> Work to be completed
Output every entry below exactly as it is written.

> Working data
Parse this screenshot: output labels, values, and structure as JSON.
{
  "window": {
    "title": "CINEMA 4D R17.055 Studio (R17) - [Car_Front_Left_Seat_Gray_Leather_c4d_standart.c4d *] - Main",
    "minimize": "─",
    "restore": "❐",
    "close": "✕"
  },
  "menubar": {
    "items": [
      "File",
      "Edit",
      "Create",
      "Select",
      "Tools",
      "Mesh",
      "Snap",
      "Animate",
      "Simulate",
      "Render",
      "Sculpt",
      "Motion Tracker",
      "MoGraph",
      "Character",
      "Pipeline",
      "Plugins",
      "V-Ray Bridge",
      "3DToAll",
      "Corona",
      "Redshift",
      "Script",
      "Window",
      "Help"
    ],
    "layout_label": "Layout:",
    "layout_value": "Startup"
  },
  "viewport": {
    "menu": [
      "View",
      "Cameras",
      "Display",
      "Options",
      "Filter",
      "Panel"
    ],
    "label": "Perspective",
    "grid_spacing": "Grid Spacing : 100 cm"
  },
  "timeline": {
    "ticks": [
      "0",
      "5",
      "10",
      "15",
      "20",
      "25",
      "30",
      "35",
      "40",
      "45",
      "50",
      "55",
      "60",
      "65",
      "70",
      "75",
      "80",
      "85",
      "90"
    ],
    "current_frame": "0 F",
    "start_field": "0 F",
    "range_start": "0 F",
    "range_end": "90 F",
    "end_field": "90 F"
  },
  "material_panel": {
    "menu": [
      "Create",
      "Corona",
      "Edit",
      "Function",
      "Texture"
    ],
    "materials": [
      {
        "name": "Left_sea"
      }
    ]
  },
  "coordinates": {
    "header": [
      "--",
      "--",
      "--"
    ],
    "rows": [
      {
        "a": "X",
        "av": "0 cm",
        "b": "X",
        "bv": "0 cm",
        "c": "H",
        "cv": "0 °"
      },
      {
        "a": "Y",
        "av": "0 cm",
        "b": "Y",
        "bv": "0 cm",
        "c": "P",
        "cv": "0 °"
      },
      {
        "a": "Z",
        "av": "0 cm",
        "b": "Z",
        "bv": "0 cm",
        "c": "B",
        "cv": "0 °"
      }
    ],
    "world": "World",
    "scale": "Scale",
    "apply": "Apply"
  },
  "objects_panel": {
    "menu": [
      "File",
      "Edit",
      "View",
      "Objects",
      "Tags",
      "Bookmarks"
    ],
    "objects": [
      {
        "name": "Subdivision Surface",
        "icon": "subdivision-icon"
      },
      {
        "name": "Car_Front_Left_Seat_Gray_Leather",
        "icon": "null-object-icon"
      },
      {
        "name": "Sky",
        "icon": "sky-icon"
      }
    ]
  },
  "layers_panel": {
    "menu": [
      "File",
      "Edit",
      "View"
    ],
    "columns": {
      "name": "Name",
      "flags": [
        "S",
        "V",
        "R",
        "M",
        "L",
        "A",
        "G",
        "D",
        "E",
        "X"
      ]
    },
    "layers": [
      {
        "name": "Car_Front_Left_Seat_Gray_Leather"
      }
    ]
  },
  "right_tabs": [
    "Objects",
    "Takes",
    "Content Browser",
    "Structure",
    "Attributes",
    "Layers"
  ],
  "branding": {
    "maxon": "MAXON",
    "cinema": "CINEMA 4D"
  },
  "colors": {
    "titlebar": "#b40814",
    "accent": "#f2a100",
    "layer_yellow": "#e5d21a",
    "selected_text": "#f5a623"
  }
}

> Solved problem
Parse this screenshot: output labels, values, and structure as JSON.
{
  "window": {
    "title": "CINEMA 4D R17.055 Studio (R17) - [Car_Front_Left_Seat_Gray_Leather_c4d_standart.c4d *] - Main",
    "minimize": "─",
    "restore": "❐",
    "close": "✕"
  },
  "menubar": {
    "items": [
      "File",
      "Edit",
      "Create",
      "Select",
      "Tools",
      "Mesh",
      "Snap",
      "Animate",
      "Simulate",
      "Render",
      "Sculpt",
      "Motion Tracker",
      "MoGraph",
      "Character",
      "Pipeline",
      "Plugins",
      "V-Ray Bridge",
      "3DToAll",
      "Corona",
      "Redshift",
      "Script",
      "Window",
      "Help"
    ],
    "layout_label": "Layout:",
    "layout_value": "Startup"
  },
  "viewport": {
    "menu": [
      "View",
      "Cameras",
      "Display",
      "Options",
      "Filter",
      "Panel"
    ],
    "label": "Perspective",
    "grid_spacing": "Grid Spacing : 100 cm"
  },
  "timeline": {
    "ticks": [
      "0",
      "5",
      "10",
      "15",
      "20",
      "25",
      "30",
      "35",
      "40",
      "45",
      "50",
      "55",
      "60",
      "65",
      "70",
      "75",
      "80",
      "85",
      "90"
    ],
    "current_frame": "0 F",
    "start_field": "0 F",
    "range_start": "0 F",
    "range_end": "90 F",
    "end_field": "90 F"
  },
  "material_panel": {
    "menu": [
      "Create",
      "Corona",
      "Edit",
      "Function",
      "Texture"
    ],
    "materials": [
      {
        "name": "Left_sea"
      }
    ]
  },
  "coordinates": {
    "header": [
      "--",
      "--",
      "--"
    ],
    "rows": [
      {
        "a": "X",
        "av": "0 cm",
        "b": "X",
        "bv": "0 cm",
        "c": "H",
        "cv": "0 °"
      },
      {
        "a": "Y",
        "av": "0 cm",
        "b": "Y",
        "bv": "0 cm",
        "c": "P",
        "cv": "0 °"
      },
      {
        "a": "Z",
        "av": "0 cm",
        "b": "Z",
        "bv": "0 cm",
        "c": "B",
        "cv": "0 °"
      }
    ],
    "world": "World",
    "scale": "Scale",
    "apply": "Apply"
  },
  "objects_panel": {
    "menu": [
      "File",
      "Edit",
      "View",
      "Objects",
      "Tags",
      "Bookmarks"
    ],
    "objects": [
      {
        "name": "Subdivision Surface",
        "icon": "subdivision-icon"
      },
      {
        "name": "Car_Front_Left_Seat_Gray_Leather",
        "icon": "null-object-icon"
      },
      {
        "name": "Sky",
        "icon": "sky-icon"
      }
    ]
  },
  "layers_panel": {
    "menu": [
      "File",
      "Edit",
      "View"
    ],
    "columns": {
      "name": "Name",
      "flags": [
        "S",
        "V",
        "R",
        "M",
        "L",
        "A",
        "G",
        "D",
        "E",
        "X"
      ]
    },
    "layers": [
      {
        "name": "Car_Front_Left_Seat_Gray_Leather"
      }
    ]
  },
  "right_tabs": [
    "Objects",
    "Takes",
    "Content Browser",
    "Structure",
    "Attributes",
    "Layers"
  ],
  "branding": {
    "maxon": "MAXON",
    "cinema": "CINEMA 4D"
  },
  "colors": {
    "titlebar": "#b40814",
    "accent": "#f2a100",
    "layer_yellow": "#e5d21a",
    "selected_text": "#f5a623"
  }
}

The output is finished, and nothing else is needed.